_Directions for this task_: From start to end, write out the following data exactly, apart from its images.

_Records for processing_:
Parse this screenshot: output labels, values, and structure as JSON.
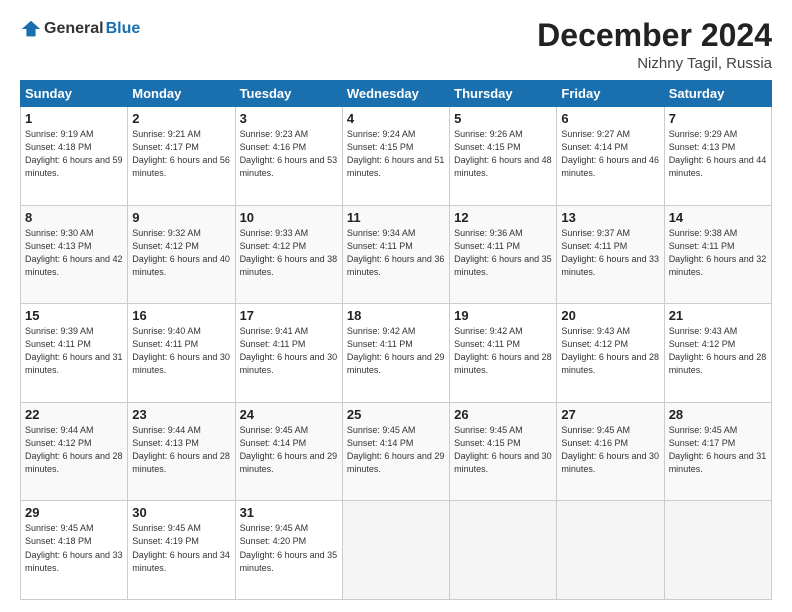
{
  "logo": {
    "general": "General",
    "blue": "Blue"
  },
  "header": {
    "month": "December 2024",
    "location": "Nizhny Tagil, Russia"
  },
  "weekdays": [
    "Sunday",
    "Monday",
    "Tuesday",
    "Wednesday",
    "Thursday",
    "Friday",
    "Saturday"
  ],
  "weeks": [
    [
      {
        "day": "1",
        "sunrise": "9:19 AM",
        "sunset": "4:18 PM",
        "daylight": "6 hours and 59 minutes."
      },
      {
        "day": "2",
        "sunrise": "9:21 AM",
        "sunset": "4:17 PM",
        "daylight": "6 hours and 56 minutes."
      },
      {
        "day": "3",
        "sunrise": "9:23 AM",
        "sunset": "4:16 PM",
        "daylight": "6 hours and 53 minutes."
      },
      {
        "day": "4",
        "sunrise": "9:24 AM",
        "sunset": "4:15 PM",
        "daylight": "6 hours and 51 minutes."
      },
      {
        "day": "5",
        "sunrise": "9:26 AM",
        "sunset": "4:15 PM",
        "daylight": "6 hours and 48 minutes."
      },
      {
        "day": "6",
        "sunrise": "9:27 AM",
        "sunset": "4:14 PM",
        "daylight": "6 hours and 46 minutes."
      },
      {
        "day": "7",
        "sunrise": "9:29 AM",
        "sunset": "4:13 PM",
        "daylight": "6 hours and 44 minutes."
      }
    ],
    [
      {
        "day": "8",
        "sunrise": "9:30 AM",
        "sunset": "4:13 PM",
        "daylight": "6 hours and 42 minutes."
      },
      {
        "day": "9",
        "sunrise": "9:32 AM",
        "sunset": "4:12 PM",
        "daylight": "6 hours and 40 minutes."
      },
      {
        "day": "10",
        "sunrise": "9:33 AM",
        "sunset": "4:12 PM",
        "daylight": "6 hours and 38 minutes."
      },
      {
        "day": "11",
        "sunrise": "9:34 AM",
        "sunset": "4:11 PM",
        "daylight": "6 hours and 36 minutes."
      },
      {
        "day": "12",
        "sunrise": "9:36 AM",
        "sunset": "4:11 PM",
        "daylight": "6 hours and 35 minutes."
      },
      {
        "day": "13",
        "sunrise": "9:37 AM",
        "sunset": "4:11 PM",
        "daylight": "6 hours and 33 minutes."
      },
      {
        "day": "14",
        "sunrise": "9:38 AM",
        "sunset": "4:11 PM",
        "daylight": "6 hours and 32 minutes."
      }
    ],
    [
      {
        "day": "15",
        "sunrise": "9:39 AM",
        "sunset": "4:11 PM",
        "daylight": "6 hours and 31 minutes."
      },
      {
        "day": "16",
        "sunrise": "9:40 AM",
        "sunset": "4:11 PM",
        "daylight": "6 hours and 30 minutes."
      },
      {
        "day": "17",
        "sunrise": "9:41 AM",
        "sunset": "4:11 PM",
        "daylight": "6 hours and 30 minutes."
      },
      {
        "day": "18",
        "sunrise": "9:42 AM",
        "sunset": "4:11 PM",
        "daylight": "6 hours and 29 minutes."
      },
      {
        "day": "19",
        "sunrise": "9:42 AM",
        "sunset": "4:11 PM",
        "daylight": "6 hours and 28 minutes."
      },
      {
        "day": "20",
        "sunrise": "9:43 AM",
        "sunset": "4:12 PM",
        "daylight": "6 hours and 28 minutes."
      },
      {
        "day": "21",
        "sunrise": "9:43 AM",
        "sunset": "4:12 PM",
        "daylight": "6 hours and 28 minutes."
      }
    ],
    [
      {
        "day": "22",
        "sunrise": "9:44 AM",
        "sunset": "4:12 PM",
        "daylight": "6 hours and 28 minutes."
      },
      {
        "day": "23",
        "sunrise": "9:44 AM",
        "sunset": "4:13 PM",
        "daylight": "6 hours and 28 minutes."
      },
      {
        "day": "24",
        "sunrise": "9:45 AM",
        "sunset": "4:14 PM",
        "daylight": "6 hours and 29 minutes."
      },
      {
        "day": "25",
        "sunrise": "9:45 AM",
        "sunset": "4:14 PM",
        "daylight": "6 hours and 29 minutes."
      },
      {
        "day": "26",
        "sunrise": "9:45 AM",
        "sunset": "4:15 PM",
        "daylight": "6 hours and 30 minutes."
      },
      {
        "day": "27",
        "sunrise": "9:45 AM",
        "sunset": "4:16 PM",
        "daylight": "6 hours and 30 minutes."
      },
      {
        "day": "28",
        "sunrise": "9:45 AM",
        "sunset": "4:17 PM",
        "daylight": "6 hours and 31 minutes."
      }
    ],
    [
      {
        "day": "29",
        "sunrise": "9:45 AM",
        "sunset": "4:18 PM",
        "daylight": "6 hours and 33 minutes."
      },
      {
        "day": "30",
        "sunrise": "9:45 AM",
        "sunset": "4:19 PM",
        "daylight": "6 hours and 34 minutes."
      },
      {
        "day": "31",
        "sunrise": "9:45 AM",
        "sunset": "4:20 PM",
        "daylight": "6 hours and 35 minutes."
      },
      null,
      null,
      null,
      null
    ]
  ]
}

_Exercise solution_:
Parse this screenshot: output labels, values, and structure as JSON.
{
  "logo": {
    "general": "General",
    "blue": "Blue"
  },
  "header": {
    "month": "December 2024",
    "location": "Nizhny Tagil, Russia"
  },
  "weekdays": [
    "Sunday",
    "Monday",
    "Tuesday",
    "Wednesday",
    "Thursday",
    "Friday",
    "Saturday"
  ],
  "weeks": [
    [
      {
        "day": "1",
        "sunrise": "9:19 AM",
        "sunset": "4:18 PM",
        "daylight": "6 hours and 59 minutes."
      },
      {
        "day": "2",
        "sunrise": "9:21 AM",
        "sunset": "4:17 PM",
        "daylight": "6 hours and 56 minutes."
      },
      {
        "day": "3",
        "sunrise": "9:23 AM",
        "sunset": "4:16 PM",
        "daylight": "6 hours and 53 minutes."
      },
      {
        "day": "4",
        "sunrise": "9:24 AM",
        "sunset": "4:15 PM",
        "daylight": "6 hours and 51 minutes."
      },
      {
        "day": "5",
        "sunrise": "9:26 AM",
        "sunset": "4:15 PM",
        "daylight": "6 hours and 48 minutes."
      },
      {
        "day": "6",
        "sunrise": "9:27 AM",
        "sunset": "4:14 PM",
        "daylight": "6 hours and 46 minutes."
      },
      {
        "day": "7",
        "sunrise": "9:29 AM",
        "sunset": "4:13 PM",
        "daylight": "6 hours and 44 minutes."
      }
    ],
    [
      {
        "day": "8",
        "sunrise": "9:30 AM",
        "sunset": "4:13 PM",
        "daylight": "6 hours and 42 minutes."
      },
      {
        "day": "9",
        "sunrise": "9:32 AM",
        "sunset": "4:12 PM",
        "daylight": "6 hours and 40 minutes."
      },
      {
        "day": "10",
        "sunrise": "9:33 AM",
        "sunset": "4:12 PM",
        "daylight": "6 hours and 38 minutes."
      },
      {
        "day": "11",
        "sunrise": "9:34 AM",
        "sunset": "4:11 PM",
        "daylight": "6 hours and 36 minutes."
      },
      {
        "day": "12",
        "sunrise": "9:36 AM",
        "sunset": "4:11 PM",
        "daylight": "6 hours and 35 minutes."
      },
      {
        "day": "13",
        "sunrise": "9:37 AM",
        "sunset": "4:11 PM",
        "daylight": "6 hours and 33 minutes."
      },
      {
        "day": "14",
        "sunrise": "9:38 AM",
        "sunset": "4:11 PM",
        "daylight": "6 hours and 32 minutes."
      }
    ],
    [
      {
        "day": "15",
        "sunrise": "9:39 AM",
        "sunset": "4:11 PM",
        "daylight": "6 hours and 31 minutes."
      },
      {
        "day": "16",
        "sunrise": "9:40 AM",
        "sunset": "4:11 PM",
        "daylight": "6 hours and 30 minutes."
      },
      {
        "day": "17",
        "sunrise": "9:41 AM",
        "sunset": "4:11 PM",
        "daylight": "6 hours and 30 minutes."
      },
      {
        "day": "18",
        "sunrise": "9:42 AM",
        "sunset": "4:11 PM",
        "daylight": "6 hours and 29 minutes."
      },
      {
        "day": "19",
        "sunrise": "9:42 AM",
        "sunset": "4:11 PM",
        "daylight": "6 hours and 28 minutes."
      },
      {
        "day": "20",
        "sunrise": "9:43 AM",
        "sunset": "4:12 PM",
        "daylight": "6 hours and 28 minutes."
      },
      {
        "day": "21",
        "sunrise": "9:43 AM",
        "sunset": "4:12 PM",
        "daylight": "6 hours and 28 minutes."
      }
    ],
    [
      {
        "day": "22",
        "sunrise": "9:44 AM",
        "sunset": "4:12 PM",
        "daylight": "6 hours and 28 minutes."
      },
      {
        "day": "23",
        "sunrise": "9:44 AM",
        "sunset": "4:13 PM",
        "daylight": "6 hours and 28 minutes."
      },
      {
        "day": "24",
        "sunrise": "9:45 AM",
        "sunset": "4:14 PM",
        "daylight": "6 hours and 29 minutes."
      },
      {
        "day": "25",
        "sunrise": "9:45 AM",
        "sunset": "4:14 PM",
        "daylight": "6 hours and 29 minutes."
      },
      {
        "day": "26",
        "sunrise": "9:45 AM",
        "sunset": "4:15 PM",
        "daylight": "6 hours and 30 minutes."
      },
      {
        "day": "27",
        "sunrise": "9:45 AM",
        "sunset": "4:16 PM",
        "daylight": "6 hours and 30 minutes."
      },
      {
        "day": "28",
        "sunrise": "9:45 AM",
        "sunset": "4:17 PM",
        "daylight": "6 hours and 31 minutes."
      }
    ],
    [
      {
        "day": "29",
        "sunrise": "9:45 AM",
        "sunset": "4:18 PM",
        "daylight": "6 hours and 33 minutes."
      },
      {
        "day": "30",
        "sunrise": "9:45 AM",
        "sunset": "4:19 PM",
        "daylight": "6 hours and 34 minutes."
      },
      {
        "day": "31",
        "sunrise": "9:45 AM",
        "sunset": "4:20 PM",
        "daylight": "6 hours and 35 minutes."
      },
      null,
      null,
      null,
      null
    ]
  ]
}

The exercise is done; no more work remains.